Here's what Chris covers in this brand-new course:
- Understanding the Size of the WordPress Ecosystem
- Determining Realistic Market Potential
- Evaluating the Competition
- Shaping Your Idea for the Win
- Scoring Your Ideas for Validity
- Understanding Estimated Cost and Potential Revenue
- Building Your PR Channels
- Finding and Hiring Developers
- Buying a Product
- Planning Your Launch
Snag the best price this week
Chris Lema's course is just one of four in-depth courses in Digital Commerce Academy - with more courses to come, as well as case studies, group coaching calls, “cutting edge” sessions on new techniques, and more.
If you want to launch a digital business or grow the one you have, Digital Commerce Academy is the place to be.
You can get access two ways, both of which offer incredible value - but both of them are about to go away:
- Invest $395 for a year of full access to everything in Digital Commerce Academy.
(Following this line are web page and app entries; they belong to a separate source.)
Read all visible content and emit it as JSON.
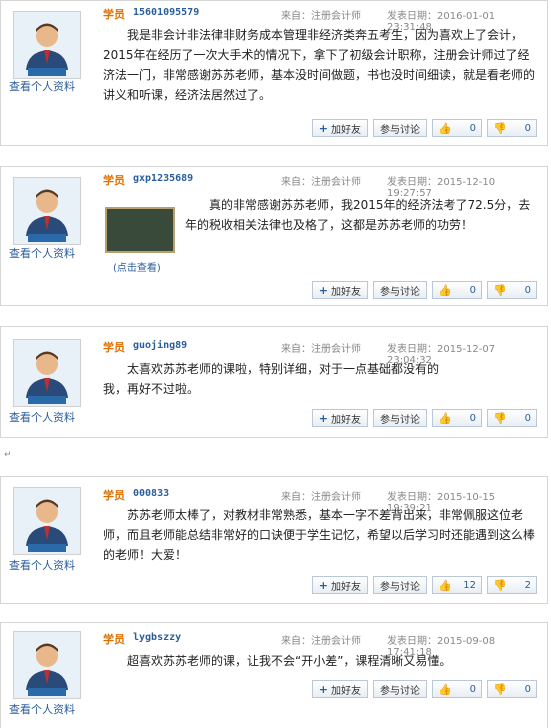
{
  "common": {
    "view_profile": "查看个人资料",
    "role": "学员",
    "source_label": "来自：注册会计师",
    "date_label": "发表日期：",
    "add_friend": "加好友",
    "discuss": "参与讨论",
    "click_view": "(点击查看)"
  },
  "posts": [
    {
      "user": "15601095579",
      "date": "2016-01-01 23:31:48",
      "text": "我是非会计非法律非财务成本管理非经济类奔五考生，因为喜欢上了会计，2015年在经历了一次大手术的情况下，拿下了初级会计职称，注册会计师过了经济法一门，非常感谢苏苏老师，基本没时间做题，书也没时间细读，就是看老师的讲义和听课，经济法居然过了。",
      "likes": "0",
      "dislikes": "0"
    },
    {
      "user": "gxp1235689",
      "date": "2015-12-10 19:27:57",
      "text": "真的非常感谢苏苏老师，我2015年的经济法考了72.5分，去年的税收相关法律也及格了，这都是苏苏老师的功劳！",
      "likes": "0",
      "dislikes": "0"
    },
    {
      "user": "guojing89",
      "date": "2015-12-07 23:04:32",
      "text": "太喜欢苏苏老师的课啦，特别详细，对于一点基础都没有的我，再好不过啦。",
      "likes": "0",
      "dislikes": "0"
    },
    {
      "user": "000833",
      "date": "2015-10-15 19:39:21",
      "text": "苏苏老师太棒了，对教材非常熟悉，基本一字不差背出来，非常佩服这位老师，而且老师能总结非常好的口诀便于学生记忆，希望以后学习时还能遇到这么棒的老师！大爱！",
      "likes": "12",
      "dislikes": "2"
    },
    {
      "user": "lygbszzy",
      "date": "2015-09-08 17:41:18",
      "text": "超喜欢苏苏老师的课，让我不会“开小差”，课程清晰又易懂。",
      "likes": "0",
      "dislikes": "0"
    }
  ]
}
You remain at that pricing for additional years no matter how much the price rises and no matter how many new courses we add. Cancel any time and never be charged again.
- Register for our live Digital Commerce Summit happening October 13-14, 2016 in Denver, Colorado, and get your first year of Academy free. After the first free year, you're grandfathered in at $395 for additional years no matter how much the price rises. Cancel any time and never be charged again.
On May 27, 2016, at 5:00 p.m. Pacific Time, the Academy-only price goes up to $595, and the free year of Academy bundled with the Summit will be eliminated. As always, we have a hassle-free and no-questions-asked 30-day money-back guarantee, so there's no risk to you.
Want more details? Click here to get started.